There is nothing in Australia's marriage legislation that says there must be a white dress, a photo of a cake being cut and a father "giving" his daughter away.
As more and more Australian couples decide that a traditional wedding may not be their preferred option, a growing number of couples are making up their own rules, like those preparing for pop-up weddings in Perth in June.
Pop-up weddings are the brain child of Brisbane-based marriage celebrant Josh Withers, who despite being in the industry for some time, only realised how constraining the generic idea of a wedding could be when he and his now-wife began planning their wedding 18 months ago.
A couple are married at a pop up wedding.
"The idea is really simple - for some people, getting married is a little prohibitive," Mr Withers said.
The five couples who have so far pre-registered to get married in pop-up weddings in Perth on June 2 will have a ceremony which runs for about five or 10 minutes before having professional photographs taken with a number of boho-chic style backdrops.
Each couple is scheduled to be married and photographed in hour-slots at Chapel Farm, a venue with a rural setting in Middle Swan, before they walk away after 60 minutes as husband and wife.
Couples will need to factor in the cost of a dress or any other items that they want to make the day special but the cost of getting married and photographed at the pop-up weddings is just under $1000.

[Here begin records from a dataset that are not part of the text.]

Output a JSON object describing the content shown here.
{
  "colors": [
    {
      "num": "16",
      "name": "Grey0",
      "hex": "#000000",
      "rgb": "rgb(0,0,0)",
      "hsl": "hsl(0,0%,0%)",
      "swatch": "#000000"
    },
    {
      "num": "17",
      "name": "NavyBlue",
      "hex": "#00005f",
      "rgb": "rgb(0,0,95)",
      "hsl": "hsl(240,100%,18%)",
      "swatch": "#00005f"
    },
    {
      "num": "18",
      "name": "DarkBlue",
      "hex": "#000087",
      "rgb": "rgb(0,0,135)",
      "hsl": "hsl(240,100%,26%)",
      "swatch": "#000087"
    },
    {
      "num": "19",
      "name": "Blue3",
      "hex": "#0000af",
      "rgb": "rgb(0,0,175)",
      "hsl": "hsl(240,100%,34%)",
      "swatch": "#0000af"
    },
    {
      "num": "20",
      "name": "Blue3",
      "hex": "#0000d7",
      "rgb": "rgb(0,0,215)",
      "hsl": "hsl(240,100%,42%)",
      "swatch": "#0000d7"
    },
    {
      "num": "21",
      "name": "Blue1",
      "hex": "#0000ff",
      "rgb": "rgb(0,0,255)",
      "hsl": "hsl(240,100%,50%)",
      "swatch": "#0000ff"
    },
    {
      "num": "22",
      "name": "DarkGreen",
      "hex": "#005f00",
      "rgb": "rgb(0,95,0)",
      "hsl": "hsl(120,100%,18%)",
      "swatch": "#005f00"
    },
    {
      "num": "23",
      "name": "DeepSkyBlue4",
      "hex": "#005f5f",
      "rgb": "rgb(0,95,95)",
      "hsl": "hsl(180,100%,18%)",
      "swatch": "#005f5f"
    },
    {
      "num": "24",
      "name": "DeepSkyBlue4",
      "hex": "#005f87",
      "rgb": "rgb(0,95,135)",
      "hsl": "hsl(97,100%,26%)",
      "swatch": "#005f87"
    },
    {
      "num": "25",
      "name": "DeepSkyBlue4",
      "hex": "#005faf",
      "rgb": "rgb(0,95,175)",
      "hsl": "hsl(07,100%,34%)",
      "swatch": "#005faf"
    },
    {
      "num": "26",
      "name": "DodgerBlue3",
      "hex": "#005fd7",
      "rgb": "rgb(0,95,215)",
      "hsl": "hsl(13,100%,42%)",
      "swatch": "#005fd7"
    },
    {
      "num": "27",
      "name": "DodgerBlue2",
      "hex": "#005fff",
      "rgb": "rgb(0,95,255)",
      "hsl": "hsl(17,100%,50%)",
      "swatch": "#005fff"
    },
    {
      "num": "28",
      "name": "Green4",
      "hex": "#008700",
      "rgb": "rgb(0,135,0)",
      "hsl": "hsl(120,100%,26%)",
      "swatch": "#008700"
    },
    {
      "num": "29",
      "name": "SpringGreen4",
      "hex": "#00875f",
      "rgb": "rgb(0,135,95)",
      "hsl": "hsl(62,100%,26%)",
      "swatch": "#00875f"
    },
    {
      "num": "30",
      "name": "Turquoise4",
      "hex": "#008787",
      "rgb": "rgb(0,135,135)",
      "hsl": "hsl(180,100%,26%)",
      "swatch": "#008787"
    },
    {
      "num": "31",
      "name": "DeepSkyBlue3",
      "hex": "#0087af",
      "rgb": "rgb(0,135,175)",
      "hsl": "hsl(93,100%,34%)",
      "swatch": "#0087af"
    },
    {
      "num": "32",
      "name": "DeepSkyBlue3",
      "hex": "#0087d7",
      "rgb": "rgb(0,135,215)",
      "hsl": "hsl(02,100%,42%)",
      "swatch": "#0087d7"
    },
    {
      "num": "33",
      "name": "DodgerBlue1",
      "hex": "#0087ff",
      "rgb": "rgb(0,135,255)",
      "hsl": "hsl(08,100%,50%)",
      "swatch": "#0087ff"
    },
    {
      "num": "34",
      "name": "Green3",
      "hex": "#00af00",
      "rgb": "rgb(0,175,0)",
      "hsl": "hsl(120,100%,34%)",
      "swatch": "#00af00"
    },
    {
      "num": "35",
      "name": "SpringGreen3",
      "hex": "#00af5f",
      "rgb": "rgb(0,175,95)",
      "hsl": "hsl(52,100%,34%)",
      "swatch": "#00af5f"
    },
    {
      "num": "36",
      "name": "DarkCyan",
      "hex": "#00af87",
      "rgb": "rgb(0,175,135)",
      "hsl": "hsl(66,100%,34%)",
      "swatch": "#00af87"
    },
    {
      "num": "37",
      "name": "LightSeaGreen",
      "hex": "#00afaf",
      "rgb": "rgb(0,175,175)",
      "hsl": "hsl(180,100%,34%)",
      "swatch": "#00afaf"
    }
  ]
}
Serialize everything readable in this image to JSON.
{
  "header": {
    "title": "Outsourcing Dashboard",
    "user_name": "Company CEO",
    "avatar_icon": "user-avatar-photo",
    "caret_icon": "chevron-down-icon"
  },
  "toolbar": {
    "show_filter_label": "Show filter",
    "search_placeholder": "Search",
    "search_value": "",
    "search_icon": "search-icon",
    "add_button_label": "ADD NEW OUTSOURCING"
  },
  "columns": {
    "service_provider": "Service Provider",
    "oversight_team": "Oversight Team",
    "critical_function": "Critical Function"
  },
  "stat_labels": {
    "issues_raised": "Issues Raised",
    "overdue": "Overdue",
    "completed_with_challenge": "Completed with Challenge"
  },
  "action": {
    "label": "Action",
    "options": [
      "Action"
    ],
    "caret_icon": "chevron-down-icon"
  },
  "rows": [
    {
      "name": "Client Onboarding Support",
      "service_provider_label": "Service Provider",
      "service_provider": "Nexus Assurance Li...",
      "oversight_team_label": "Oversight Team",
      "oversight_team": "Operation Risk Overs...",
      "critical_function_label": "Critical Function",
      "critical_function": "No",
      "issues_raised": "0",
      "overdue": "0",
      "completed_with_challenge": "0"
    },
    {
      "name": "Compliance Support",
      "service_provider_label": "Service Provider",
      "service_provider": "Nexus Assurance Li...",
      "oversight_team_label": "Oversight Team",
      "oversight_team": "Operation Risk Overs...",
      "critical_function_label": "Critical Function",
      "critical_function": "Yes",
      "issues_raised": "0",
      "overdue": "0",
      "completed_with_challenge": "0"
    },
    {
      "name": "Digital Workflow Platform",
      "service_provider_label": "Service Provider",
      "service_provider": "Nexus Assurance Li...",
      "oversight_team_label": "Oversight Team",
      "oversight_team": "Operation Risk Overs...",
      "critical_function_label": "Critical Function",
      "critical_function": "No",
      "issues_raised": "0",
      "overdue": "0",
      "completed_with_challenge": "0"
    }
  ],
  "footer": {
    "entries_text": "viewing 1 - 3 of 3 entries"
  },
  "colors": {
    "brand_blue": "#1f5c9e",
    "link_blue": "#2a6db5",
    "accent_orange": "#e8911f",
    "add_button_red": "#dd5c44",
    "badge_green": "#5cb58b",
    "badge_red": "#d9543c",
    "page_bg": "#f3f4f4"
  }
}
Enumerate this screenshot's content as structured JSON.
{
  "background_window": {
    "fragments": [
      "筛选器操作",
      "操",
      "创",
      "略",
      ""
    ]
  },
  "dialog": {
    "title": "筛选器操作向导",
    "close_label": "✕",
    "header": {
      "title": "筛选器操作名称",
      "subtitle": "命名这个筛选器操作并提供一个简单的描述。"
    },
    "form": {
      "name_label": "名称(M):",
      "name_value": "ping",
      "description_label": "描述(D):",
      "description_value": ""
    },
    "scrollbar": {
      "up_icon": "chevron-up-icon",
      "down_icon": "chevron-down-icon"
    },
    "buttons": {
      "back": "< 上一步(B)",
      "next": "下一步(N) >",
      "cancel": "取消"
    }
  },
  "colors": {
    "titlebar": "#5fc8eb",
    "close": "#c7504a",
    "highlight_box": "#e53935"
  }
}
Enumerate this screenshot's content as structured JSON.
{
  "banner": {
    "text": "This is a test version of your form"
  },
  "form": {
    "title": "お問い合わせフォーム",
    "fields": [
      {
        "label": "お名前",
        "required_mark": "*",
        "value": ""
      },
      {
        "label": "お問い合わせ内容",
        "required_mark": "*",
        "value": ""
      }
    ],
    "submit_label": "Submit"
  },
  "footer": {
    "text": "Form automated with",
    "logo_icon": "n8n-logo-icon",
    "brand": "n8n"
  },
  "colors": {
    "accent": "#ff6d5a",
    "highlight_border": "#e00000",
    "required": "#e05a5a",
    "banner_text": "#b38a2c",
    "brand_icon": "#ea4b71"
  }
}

Mr Withers said about six per cent of people who planned a wedding last year did not have one; while some may have headed to the registry, others stated finances and social burdens as reasons they didn't go through with planned weddings.
Depending on which bridal survey the figures come from, the average Australian wedding costs anything from $27,000 to $54,000.
"And in reality the registry is pretty bland; it's really not quite as romantic as you'd hope," Mr Withers said.
"I thought maybe you could have more of a fun, glamorous day than the registry but make more of a day of it."
The only rule that needs to be followed is that couples sign up a month in advance to meet legal requirements.
Mr Withers said couples should not feel bound by the traditional idea of weddings and should instead do what they are comfortable with and what made them happy.
Perth will host the second pop-up wedding day held by the Pop-Up Wedding team, the first was held in Brisbane earlier this year.
Curtin University cultural studies expert Jon Stratton said while the idea of simplifying weddings was often tempting for people, most couples were drawn to tradition.
He said pop-up weddings were not likely to become more than a "niche" part of the bridal industry.
"I think people on the whole, like traditional weddings," Professor Stratton said.
"They like that sense of ritual and everything that goes along with it, the speeches, the white dress and that formality of a wedding that gives it gravitas, a very specific ritual that acknowledges to the world that you are married.
"Some say, 'why should we spend $30,000 on a wedding when it could be a deposit for a house', but it's all about romance, what they had wanted since they were young and most end up going for the traditional wedding anyway."